Knowing new things does mean that they have to be weighed in the light of the old. That is, how does this information fit into my life now, or does it fit? If not, what needs to change? Do I toss the information out, or is it making a demand that I rethink everything else and change my old thoughts and ways?
New knowledge does not always bring liberty or power. Sometimes it produces inner conflict. For example, when Eve ate the forbidden fruit from tree of the knowledge of good and evil, her eyes were opened and she was illuminated. However, that new light did not bring peace or gladness, only struggle and sin.
When I became a Christian, that new light also brought a struggle, but it was of a different kind. Eve did the wrong thing and her innocent and tender conscience fought the intruder. I did a right thing and my guilt and defiled conscience also fought the intruder. Sin does not want the knowledge of God; the knowledge of God does not want to sin.
Sometimes new Christians have friends who become hostile to their new life. Their knowledge of Christ and way of life offends others, so they are shunned and find themselves seeking out new relationships. Their old friends may even persecute them.
But recall the former days when, after you were enlightened, you endured a hard struggle with sufferings, sometimes being publicly exposed to reproach and affliction, and sometimes being partners with those so treated. For you had compassion on those in prison, and you joyfully accepted the plundering of your property, since you knew that you yourselves had a better possession and an abiding one. (Hebrews 10:32–34)
In my delight to know Jesus, I didn’t fully notice the conflict and the changes. After many relocations, I was used to change. After a recent divorce, I was used to conflict. However, as I look back, I can see how new information and a new life affected me, and I remember how I struggled with it.
New knowledge still affects me. I’ve never stopped being an information collector and am currently studying for a master’s degree in theology. The more I know the more I want to know, yet in the case of God, the more I know about Him, the more I realize how much I don’t know. He is transcendent, beyond me. As one of my online professors says, eventually a student of theology gets to a place where they must say, “I don’t know” for our understanding has a ceiling. God is knowable, yet beyond human capacity to understand fully.

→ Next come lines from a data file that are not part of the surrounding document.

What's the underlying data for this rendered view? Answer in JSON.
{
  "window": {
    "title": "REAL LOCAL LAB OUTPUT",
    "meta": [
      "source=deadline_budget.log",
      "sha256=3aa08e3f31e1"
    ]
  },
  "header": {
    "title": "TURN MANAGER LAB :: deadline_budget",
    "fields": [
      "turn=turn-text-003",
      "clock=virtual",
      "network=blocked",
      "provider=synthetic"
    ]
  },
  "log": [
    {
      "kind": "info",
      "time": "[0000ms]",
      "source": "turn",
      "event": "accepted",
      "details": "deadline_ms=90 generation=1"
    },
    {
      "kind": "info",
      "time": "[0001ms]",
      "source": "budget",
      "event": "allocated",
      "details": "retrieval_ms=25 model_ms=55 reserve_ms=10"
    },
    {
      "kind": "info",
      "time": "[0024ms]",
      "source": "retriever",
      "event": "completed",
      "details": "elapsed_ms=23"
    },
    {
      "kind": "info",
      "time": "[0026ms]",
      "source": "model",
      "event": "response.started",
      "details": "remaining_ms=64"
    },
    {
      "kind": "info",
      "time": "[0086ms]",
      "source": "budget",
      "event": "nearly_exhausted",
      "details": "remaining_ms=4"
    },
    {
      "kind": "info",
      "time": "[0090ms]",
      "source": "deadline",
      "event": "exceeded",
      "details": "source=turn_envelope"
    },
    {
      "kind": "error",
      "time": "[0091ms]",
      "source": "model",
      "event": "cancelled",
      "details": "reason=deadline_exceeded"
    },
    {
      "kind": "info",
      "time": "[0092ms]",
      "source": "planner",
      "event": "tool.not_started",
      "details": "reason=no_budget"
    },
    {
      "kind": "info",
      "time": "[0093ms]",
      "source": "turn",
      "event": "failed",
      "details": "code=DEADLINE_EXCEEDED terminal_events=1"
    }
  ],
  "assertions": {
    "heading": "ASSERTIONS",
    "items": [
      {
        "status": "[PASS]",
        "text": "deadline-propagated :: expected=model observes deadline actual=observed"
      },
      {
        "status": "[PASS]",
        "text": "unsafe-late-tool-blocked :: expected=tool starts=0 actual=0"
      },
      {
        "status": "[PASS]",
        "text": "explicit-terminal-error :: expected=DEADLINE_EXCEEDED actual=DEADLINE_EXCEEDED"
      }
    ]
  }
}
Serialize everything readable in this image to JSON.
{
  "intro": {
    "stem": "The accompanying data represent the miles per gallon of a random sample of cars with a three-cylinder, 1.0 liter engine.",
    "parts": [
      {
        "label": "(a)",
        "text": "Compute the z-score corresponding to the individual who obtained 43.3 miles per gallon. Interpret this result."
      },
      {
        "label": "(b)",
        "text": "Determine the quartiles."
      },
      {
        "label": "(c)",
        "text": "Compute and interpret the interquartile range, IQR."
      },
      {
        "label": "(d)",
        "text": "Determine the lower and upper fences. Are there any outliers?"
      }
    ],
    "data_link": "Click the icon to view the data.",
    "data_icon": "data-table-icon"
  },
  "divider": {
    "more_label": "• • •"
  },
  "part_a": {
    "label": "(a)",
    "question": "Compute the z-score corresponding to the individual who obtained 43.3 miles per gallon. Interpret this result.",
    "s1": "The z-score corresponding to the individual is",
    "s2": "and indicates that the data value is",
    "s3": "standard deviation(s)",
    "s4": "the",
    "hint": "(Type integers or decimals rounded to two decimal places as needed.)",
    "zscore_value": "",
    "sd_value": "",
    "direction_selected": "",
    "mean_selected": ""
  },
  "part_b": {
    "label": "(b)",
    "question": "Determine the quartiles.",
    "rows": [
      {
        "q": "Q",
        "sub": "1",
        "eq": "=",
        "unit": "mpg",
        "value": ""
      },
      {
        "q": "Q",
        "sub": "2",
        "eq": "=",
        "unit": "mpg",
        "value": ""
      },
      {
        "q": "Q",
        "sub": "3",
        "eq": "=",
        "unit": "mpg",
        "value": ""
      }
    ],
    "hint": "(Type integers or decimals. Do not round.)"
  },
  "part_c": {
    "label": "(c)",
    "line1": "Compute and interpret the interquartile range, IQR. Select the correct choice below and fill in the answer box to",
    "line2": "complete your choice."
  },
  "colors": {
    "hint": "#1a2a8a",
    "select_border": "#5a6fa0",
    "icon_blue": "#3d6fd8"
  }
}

At that, there is a choice. I can struggle with the uncertainty of not knowing everything, of wanting this “you cannot know” information to be resolved and fit with my desires to grow in knowledge. Or I can accept this as reality and live in the tension between knowing God as my intimate “Abba, Father” without fully knowing everything that He is and does.
The former choice may be that of idol makers who really don’t want God, but instead fashion a god that they can know and control. The latter choice is that made by faith. I know enough about God that I cannot control or fully understand Him, but also that He has given me enough information to trust Him.
How is this practical? A friend and I discussed a wayward child whose parents pray for that child. She is abandoning her faith because it does not fit with her I-wants. We know God is aware of this and that He loves this child. We also know He is powerful and by His Spirit can “bring her to her senses.” What we don’t know is why He hasn’t made a move in her life. If we insist, we could press the issue and try to make her choose differently, but would that interfere with the plan of God? What will her struggle between knowing God and having her own way do in her heart? Does God know things about her that we don’t?
Faith is based on knowledge. Yet it is not about what we can see or figure out, but about our knowledge of God. What does faith say? It says things like, “For God so loved the world . . . .” and “He works everything for good to those who love Him . . . .” and a host of other descriptions and promises. All our information says that God not only knows what He is doing, but He will “finish what He started” in this child’s life.
But that faith does not nor cannot make God do what we want. It cannot fill out our knowledge to our total satisfaction. Instead, faith simply trusts that God is God. He will do whatever is right according to His will, and we need to live in the tension between that knowledge and not knowing.